◆ Problem to solve: Return the listing that follows exactly, with no pictures included.
***** Data to examine *****
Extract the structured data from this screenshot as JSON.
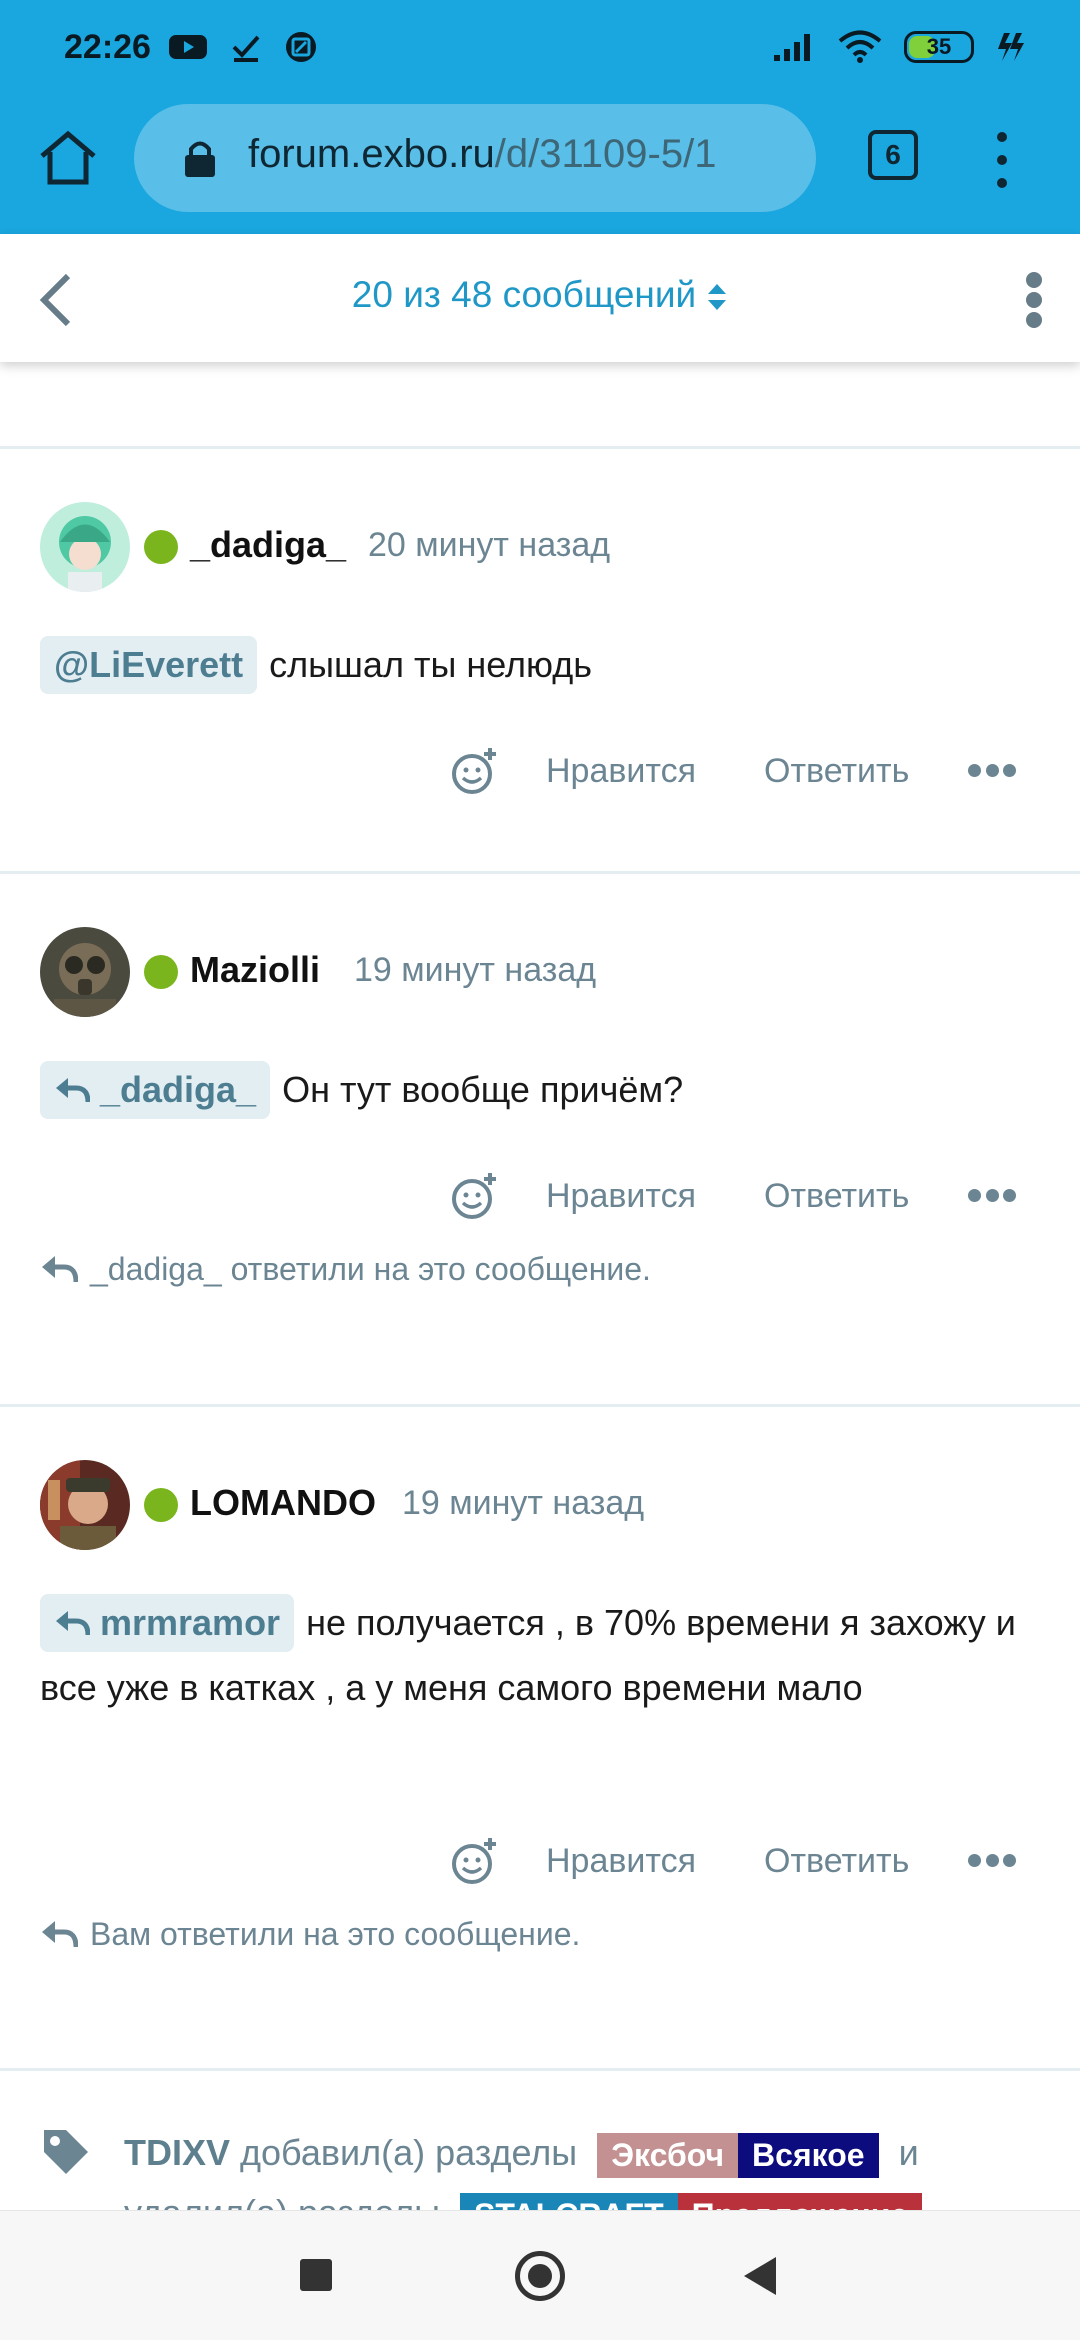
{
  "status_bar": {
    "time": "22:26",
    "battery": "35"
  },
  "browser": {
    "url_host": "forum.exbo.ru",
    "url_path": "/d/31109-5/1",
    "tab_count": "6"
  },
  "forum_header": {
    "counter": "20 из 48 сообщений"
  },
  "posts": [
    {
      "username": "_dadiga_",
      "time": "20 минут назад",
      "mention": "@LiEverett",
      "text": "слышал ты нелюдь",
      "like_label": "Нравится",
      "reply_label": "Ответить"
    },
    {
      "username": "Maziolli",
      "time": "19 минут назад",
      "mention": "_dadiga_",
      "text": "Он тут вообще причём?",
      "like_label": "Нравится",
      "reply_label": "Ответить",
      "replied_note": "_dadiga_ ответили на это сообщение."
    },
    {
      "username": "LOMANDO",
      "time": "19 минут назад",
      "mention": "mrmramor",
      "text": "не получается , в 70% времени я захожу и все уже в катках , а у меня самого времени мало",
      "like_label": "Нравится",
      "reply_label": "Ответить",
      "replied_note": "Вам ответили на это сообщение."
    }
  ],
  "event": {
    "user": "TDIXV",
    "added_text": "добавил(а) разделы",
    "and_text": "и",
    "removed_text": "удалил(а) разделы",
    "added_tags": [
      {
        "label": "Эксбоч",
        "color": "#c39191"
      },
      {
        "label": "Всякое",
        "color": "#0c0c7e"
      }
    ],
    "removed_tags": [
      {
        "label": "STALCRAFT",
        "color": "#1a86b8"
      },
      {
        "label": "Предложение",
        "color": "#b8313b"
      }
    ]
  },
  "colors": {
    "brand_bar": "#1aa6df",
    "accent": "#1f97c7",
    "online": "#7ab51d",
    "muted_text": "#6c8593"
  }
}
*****
◆ Response for this exercise:
Extract the structured data from this screenshot as JSON.
{
  "status_bar": {
    "time": "22:26",
    "battery": "35"
  },
  "browser": {
    "url_host": "forum.exbo.ru",
    "url_path": "/d/31109-5/1",
    "tab_count": "6"
  },
  "forum_header": {
    "counter": "20 из 48 сообщений"
  },
  "posts": [
    {
      "username": "_dadiga_",
      "time": "20 минут назад",
      "mention": "@LiEverett",
      "text": "слышал ты нелюдь",
      "like_label": "Нравится",
      "reply_label": "Ответить"
    },
    {
      "username": "Maziolli",
      "time": "19 минут назад",
      "mention": "_dadiga_",
      "text": "Он тут вообще причём?",
      "like_label": "Нравится",
      "reply_label": "Ответить",
      "replied_note": "_dadiga_ ответили на это сообщение."
    },
    {
      "username": "LOMANDO",
      "time": "19 минут назад",
      "mention": "mrmramor",
      "text": "не получается , в 70% времени я захожу и все уже в катках , а у меня самого времени мало",
      "like_label": "Нравится",
      "reply_label": "Ответить",
      "replied_note": "Вам ответили на это сообщение."
    }
  ],
  "event": {
    "user": "TDIXV",
    "added_text": "добавил(а) разделы",
    "and_text": "и",
    "removed_text": "удалил(а) разделы",
    "added_tags": [
      {
        "label": "Эксбоч",
        "color": "#c39191"
      },
      {
        "label": "Всякое",
        "color": "#0c0c7e"
      }
    ],
    "removed_tags": [
      {
        "label": "STALCRAFT",
        "color": "#1a86b8"
      },
      {
        "label": "Предложение",
        "color": "#b8313b"
      }
    ]
  },
  "colors": {
    "brand_bar": "#1aa6df",
    "accent": "#1f97c7",
    "online": "#7ab51d",
    "muted_text": "#6c8593"
  }
}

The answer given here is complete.